- _BRIEF_: Each record is to be given again precisely as written.

- _DATA UNDER STUDY_:

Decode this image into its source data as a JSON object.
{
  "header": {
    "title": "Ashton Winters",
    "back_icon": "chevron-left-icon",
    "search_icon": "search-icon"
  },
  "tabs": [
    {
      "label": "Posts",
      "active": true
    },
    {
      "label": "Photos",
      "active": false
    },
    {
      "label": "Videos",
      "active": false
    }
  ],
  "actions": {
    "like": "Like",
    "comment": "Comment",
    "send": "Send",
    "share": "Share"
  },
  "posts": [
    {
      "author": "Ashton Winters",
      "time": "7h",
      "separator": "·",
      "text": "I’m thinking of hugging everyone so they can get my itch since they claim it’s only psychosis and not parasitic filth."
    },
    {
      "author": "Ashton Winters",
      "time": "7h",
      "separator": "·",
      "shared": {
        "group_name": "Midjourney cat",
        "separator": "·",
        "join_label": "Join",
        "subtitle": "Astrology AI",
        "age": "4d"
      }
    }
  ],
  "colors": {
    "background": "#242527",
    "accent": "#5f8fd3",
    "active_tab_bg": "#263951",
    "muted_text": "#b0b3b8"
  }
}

- _EXPECTED ANSWER_:
Decode this image into its source data as a JSON object.
{
  "header": {
    "title": "Ashton Winters",
    "back_icon": "chevron-left-icon",
    "search_icon": "search-icon"
  },
  "tabs": [
    {
      "label": "Posts",
      "active": true
    },
    {
      "label": "Photos",
      "active": false
    },
    {
      "label": "Videos",
      "active": false
    }
  ],
  "actions": {
    "like": "Like",
    "comment": "Comment",
    "send": "Send",
    "share": "Share"
  },
  "posts": [
    {
      "author": "Ashton Winters",
      "time": "7h",
      "separator": "·",
      "text": "I’m thinking of hugging everyone so they can get my itch since they claim it’s only psychosis and not parasitic filth."
    },
    {
      "author": "Ashton Winters",
      "time": "7h",
      "separator": "·",
      "shared": {
        "group_name": "Midjourney cat",
        "separator": "·",
        "join_label": "Join",
        "subtitle": "Astrology AI",
        "age": "4d"
      }
    }
  ],
  "colors": {
    "background": "#242527",
    "accent": "#5f8fd3",
    "active_tab_bg": "#263951",
    "muted_text": "#b0b3b8"
  }
}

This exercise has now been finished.